(Directions) The required output is every record, written out exactly.

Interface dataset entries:
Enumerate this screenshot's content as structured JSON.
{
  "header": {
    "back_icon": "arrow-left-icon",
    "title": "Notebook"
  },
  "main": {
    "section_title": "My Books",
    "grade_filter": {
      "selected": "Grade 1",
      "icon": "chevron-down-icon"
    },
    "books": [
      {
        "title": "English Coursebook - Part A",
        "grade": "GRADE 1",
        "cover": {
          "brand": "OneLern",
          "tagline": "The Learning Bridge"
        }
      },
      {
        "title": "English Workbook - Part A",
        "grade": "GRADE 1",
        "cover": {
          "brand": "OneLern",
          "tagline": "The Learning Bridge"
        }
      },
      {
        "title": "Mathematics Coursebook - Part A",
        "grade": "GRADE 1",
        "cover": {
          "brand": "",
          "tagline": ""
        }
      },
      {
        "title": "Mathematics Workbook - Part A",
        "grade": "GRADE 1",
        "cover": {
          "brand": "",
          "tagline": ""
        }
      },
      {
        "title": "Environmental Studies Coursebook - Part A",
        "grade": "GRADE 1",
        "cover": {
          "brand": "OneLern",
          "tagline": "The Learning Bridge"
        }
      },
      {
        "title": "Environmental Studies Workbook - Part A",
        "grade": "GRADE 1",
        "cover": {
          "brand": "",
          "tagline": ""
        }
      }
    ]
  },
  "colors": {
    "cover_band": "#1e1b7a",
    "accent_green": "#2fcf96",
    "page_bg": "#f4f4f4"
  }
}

(Problem solution)
Enumerate this screenshot's content as structured JSON.
{
  "header": {
    "back_icon": "arrow-left-icon",
    "title": "Notebook"
  },
  "main": {
    "section_title": "My Books",
    "grade_filter": {
      "selected": "Grade 1",
      "icon": "chevron-down-icon"
    },
    "books": [
      {
        "title": "English Coursebook - Part A",
        "grade": "GRADE 1",
        "cover": {
          "brand": "OneLern",
          "tagline": "The Learning Bridge"
        }
      },
      {
        "title": "English Workbook - Part A",
        "grade": "GRADE 1",
        "cover": {
          "brand": "OneLern",
          "tagline": "The Learning Bridge"
        }
      },
      {
        "title": "Mathematics Coursebook - Part A",
        "grade": "GRADE 1",
        "cover": {
          "brand": "",
          "tagline": ""
        }
      },
      {
        "title": "Mathematics Workbook - Part A",
        "grade": "GRADE 1",
        "cover": {
          "brand": "",
          "tagline": ""
        }
      },
      {
        "title": "Environmental Studies Coursebook - Part A",
        "grade": "GRADE 1",
        "cover": {
          "brand": "OneLern",
          "tagline": "The Learning Bridge"
        }
      },
      {
        "title": "Environmental Studies Workbook - Part A",
        "grade": "GRADE 1",
        "cover": {
          "brand": "",
          "tagline": ""
        }
      }
    ]
  },
  "colors": {
    "cover_band": "#1e1b7a",
    "accent_green": "#2fcf96",
    "page_bg": "#f4f4f4"
  }
}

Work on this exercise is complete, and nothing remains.